Anyone who has read much of what I have written know me as Dr. Doom, and as such I am not one to celebrate prematurely. Although at times I nod my head and recognize that things are better than I thought, I have not yet fallen into the complacency of victory.
The fight we are in is an ugly one. And it very well may have been going on for thousands of years. If that is a stretch for you then don’t bother yourself with that possibility, we all have enough to worry about. However, many of you reading this I think would agree.
Even if you can only recognize all this as a result of recent political and philosophical maneuverings, take a little time to read a bit more to expand your understanding. At the very least this all has been in motion since the early part of the 19th Century, and as I suggested above, possibly quite a bit of time before that. Start with Patrick Wood’s amazing, and frightening, book The Evil Twins of Technocracy and Transhumanism.
If that doesn’t shake you up, nothing will. There are many other insights out there as well, and now that you are no longer a sheep (were you ever?) you will be open to quite a bit that is considered, by sheep, to be utter paranoid nonsense.
This scourge of technocracy/transhumanism is a disease much like cancer. It has had enough time to grow to immense proportions without being noticed by most, and its malignancy is intertwined in the fabric of everything—everything. At times I imagine the only way to rid the world of it is to kill the host and start over again. Indeed, that horrible thought may prove to be true.
I do think there is still a smidgeon of hope to kill it from the top down. But to do that, more than likely things will have to get worse before they get better. I recently wrote about this in several other essays: Critically Compromised, Hand Picked, and Perpetual Cognitive Dissonance. If any of these are not yet published, be on the lookout for them.
If things don’t get worse, then we become the lazy frog. Well, we probably are not lazy per se, but only lazy regarding a fight we can’t see because the enemy has retreated or appears to have retreated.
I do trust it is the intention of the agenda to do this. They hide behind the hill and wait. They do seem to be rather patient (well, Justin Trudeau has the patience of a petulant 5-year-old, but he is an exception). They can wait. And that they do. They will soon hit us with another missile, and we will all scramble—for a few minutes at least, and then settle down in our pot again.
It sure is tempting, even for me. I want to get back to my old life again, at least I am compelled to. I want to travel, to spend time writing about something other than doom and gloom.
I want to have fun again, to feel good, happy, contented. But my intelligence tells me this is far from over, and I must stay at the ready. I feel like the proverbial guard given night watch, slowly falling asleep when the crickets start to drift into slumber. I know there is a war raging just over the hill. But it isn’t here. I can take a break.

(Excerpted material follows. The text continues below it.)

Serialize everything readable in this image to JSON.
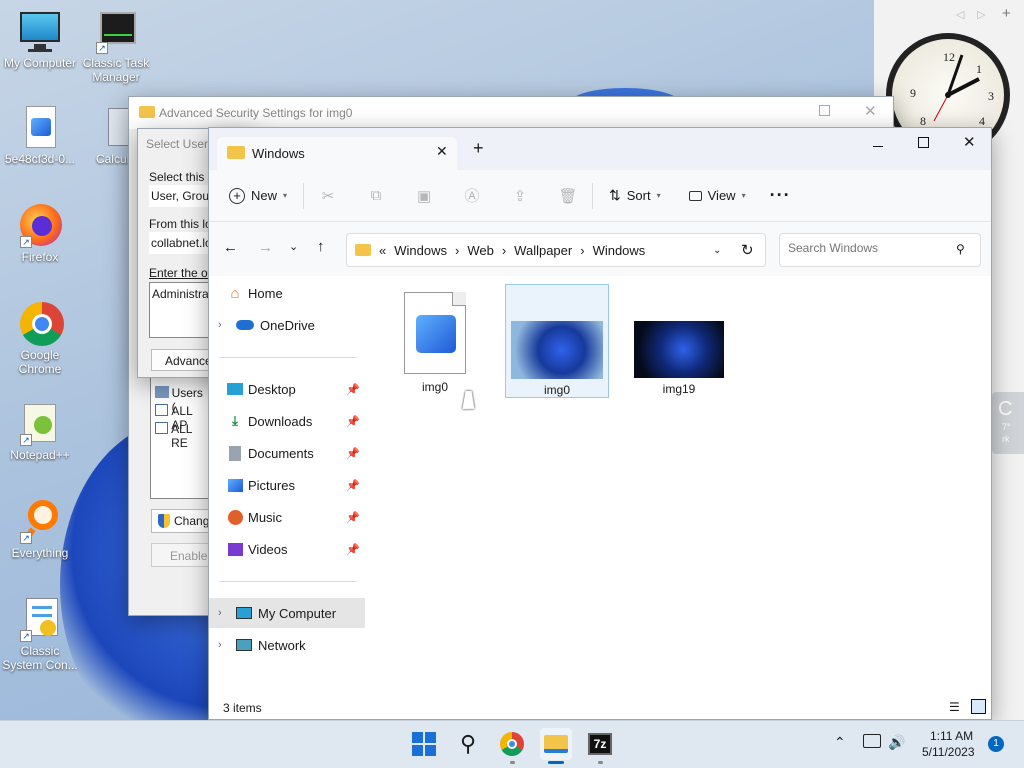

What horror…to fall asleep and then wake up like Rip Van Winkle, with the world entirely changed. One day there is cash, the next day there isn’t, and the next day you can’t go into a movie theater without showing your Vax Pass on your smart phone, or on a chip embedded in your hand. One day you can’t visit a friend who lives across town without paying a huge fine (goodbye friend, I can’t afford you now), another day you can’t buy eggs because you have an unpaid parking ticket, one day you can’t…fill in the blank.
It is coming folks, there is no dispute about that. The question is whether we are going to let it creep into our comfortable pot. And what manages to creep in will be a whole lot uglier than what you thought was ok a month ago.
Todd Hayen is a registered psychotherapist practicing in Toronto, Ontario, Canada. He holds a PhD in depth psychotherapy and an MA in Consciousness Studies. He specializes in Jungian, archetypal, psychology. Todd also writes for his own substack, which you can read here
For direct-transfer bank details click here.